**Data records**:
——————

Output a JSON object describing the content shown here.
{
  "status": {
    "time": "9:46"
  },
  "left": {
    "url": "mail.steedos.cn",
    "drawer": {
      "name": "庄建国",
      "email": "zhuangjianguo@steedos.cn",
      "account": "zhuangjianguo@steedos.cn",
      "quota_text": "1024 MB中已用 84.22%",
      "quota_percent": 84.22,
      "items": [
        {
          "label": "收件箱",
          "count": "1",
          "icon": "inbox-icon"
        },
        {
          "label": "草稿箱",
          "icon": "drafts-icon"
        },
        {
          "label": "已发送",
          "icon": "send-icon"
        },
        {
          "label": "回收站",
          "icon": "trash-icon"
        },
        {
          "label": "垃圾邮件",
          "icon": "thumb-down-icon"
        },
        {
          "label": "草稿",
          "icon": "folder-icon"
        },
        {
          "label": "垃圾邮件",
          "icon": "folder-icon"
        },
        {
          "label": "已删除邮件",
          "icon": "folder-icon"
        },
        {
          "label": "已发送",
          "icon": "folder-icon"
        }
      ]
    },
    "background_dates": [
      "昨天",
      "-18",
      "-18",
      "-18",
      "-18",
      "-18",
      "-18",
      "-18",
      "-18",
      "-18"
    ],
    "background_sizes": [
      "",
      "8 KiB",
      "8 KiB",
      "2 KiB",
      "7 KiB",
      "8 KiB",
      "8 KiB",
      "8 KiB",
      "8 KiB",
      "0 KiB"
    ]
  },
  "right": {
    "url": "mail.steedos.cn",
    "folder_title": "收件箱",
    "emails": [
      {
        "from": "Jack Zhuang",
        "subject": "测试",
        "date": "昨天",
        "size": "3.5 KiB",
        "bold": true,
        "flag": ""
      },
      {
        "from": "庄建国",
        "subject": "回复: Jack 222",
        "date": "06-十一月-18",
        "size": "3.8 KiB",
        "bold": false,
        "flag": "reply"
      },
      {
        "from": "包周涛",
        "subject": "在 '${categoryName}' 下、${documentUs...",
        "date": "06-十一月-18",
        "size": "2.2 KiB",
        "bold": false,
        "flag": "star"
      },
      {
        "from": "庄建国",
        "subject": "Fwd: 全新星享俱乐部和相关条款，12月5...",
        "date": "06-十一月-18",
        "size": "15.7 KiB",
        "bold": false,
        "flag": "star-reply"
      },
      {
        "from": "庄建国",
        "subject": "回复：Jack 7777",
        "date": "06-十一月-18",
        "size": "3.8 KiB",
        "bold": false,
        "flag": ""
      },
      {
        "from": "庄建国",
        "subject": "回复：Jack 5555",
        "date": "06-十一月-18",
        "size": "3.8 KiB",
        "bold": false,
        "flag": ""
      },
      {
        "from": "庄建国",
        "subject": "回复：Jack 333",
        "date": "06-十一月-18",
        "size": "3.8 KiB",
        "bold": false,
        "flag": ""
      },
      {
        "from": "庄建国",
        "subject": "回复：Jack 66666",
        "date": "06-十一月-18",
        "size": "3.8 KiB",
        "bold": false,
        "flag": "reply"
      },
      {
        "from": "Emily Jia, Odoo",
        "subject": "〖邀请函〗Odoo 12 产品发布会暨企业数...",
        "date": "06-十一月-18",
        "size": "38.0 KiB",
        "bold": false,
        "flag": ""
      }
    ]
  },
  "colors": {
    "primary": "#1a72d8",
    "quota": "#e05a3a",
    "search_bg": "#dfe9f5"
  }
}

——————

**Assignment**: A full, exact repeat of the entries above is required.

**Task result**:
Output a JSON object describing the content shown here.
{
  "status": {
    "time": "9:46"
  },
  "left": {
    "url": "mail.steedos.cn",
    "drawer": {
      "name": "庄建国",
      "email": "zhuangjianguo@steedos.cn",
      "account": "zhuangjianguo@steedos.cn",
      "quota_text": "1024 MB中已用 84.22%",
      "quota_percent": 84.22,
      "items": [
        {
          "label": "收件箱",
          "count": "1",
          "icon": "inbox-icon"
        },
        {
          "label": "草稿箱",
          "icon": "drafts-icon"
        },
        {
          "label": "已发送",
          "icon": "send-icon"
        },
        {
          "label": "回收站",
          "icon": "trash-icon"
        },
        {
          "label": "垃圾邮件",
          "icon": "thumb-down-icon"
        },
        {
          "label": "草稿",
          "icon": "folder-icon"
        },
        {
          "label": "垃圾邮件",
          "icon": "folder-icon"
        },
        {
          "label": "已删除邮件",
          "icon": "folder-icon"
        },
        {
          "label": "已发送",
          "icon": "folder-icon"
        }
      ]
    },
    "background_dates": [
      "昨天",
      "-18",
      "-18",
      "-18",
      "-18",
      "-18",
      "-18",
      "-18",
      "-18",
      "-18"
    ],
    "background_sizes": [
      "",
      "8 KiB",
      "8 KiB",
      "2 KiB",
      "7 KiB",
      "8 KiB",
      "8 KiB",
      "8 KiB",
      "8 KiB",
      "0 KiB"
    ]
  },
  "right": {
    "url": "mail.steedos.cn",
    "folder_title": "收件箱",
    "emails": [
      {
        "from": "Jack Zhuang",
        "subject": "测试",
        "date": "昨天",
        "size": "3.5 KiB",
        "bold": true,
        "flag": ""
      },
      {
        "from": "庄建国",
        "subject": "回复: Jack 222",
        "date": "06-十一月-18",
        "size": "3.8 KiB",
        "bold": false,
        "flag": "reply"
      },
      {
        "from": "包周涛",
        "subject": "在 '${categoryName}' 下、${documentUs...",
        "date": "06-十一月-18",
        "size": "2.2 KiB",
        "bold": false,
        "flag": "star"
      },
      {
        "from": "庄建国",
        "subject": "Fwd: 全新星享俱乐部和相关条款，12月5...",
        "date": "06-十一月-18",
        "size": "15.7 KiB",
        "bold": false,
        "flag": "star-reply"
      },
      {
        "from": "庄建国",
        "subject": "回复：Jack 7777",
        "date": "06-十一月-18",
        "size": "3.8 KiB",
        "bold": false,
        "flag": ""
      },
      {
        "from": "庄建国",
        "subject": "回复：Jack 5555",
        "date": "06-十一月-18",
        "size": "3.8 KiB",
        "bold": false,
        "flag": ""
      },
      {
        "from": "庄建国",
        "subject": "回复：Jack 333",
        "date": "06-十一月-18",
        "size": "3.8 KiB",
        "bold": false,
        "flag": ""
      },
      {
        "from": "庄建国",
        "subject": "回复：Jack 66666",
        "date": "06-十一月-18",
        "size": "3.8 KiB",
        "bold": false,
        "flag": "reply"
      },
      {
        "from": "Emily Jia, Odoo",
        "subject": "〖邀请函〗Odoo 12 产品发布会暨企业数...",
        "date": "06-十一月-18",
        "size": "38.0 KiB",
        "bold": false,
        "flag": ""
      }
    ]
  },
  "colors": {
    "primary": "#1a72d8",
    "quota": "#e05a3a",
    "search_bg": "#dfe9f5"
  }
}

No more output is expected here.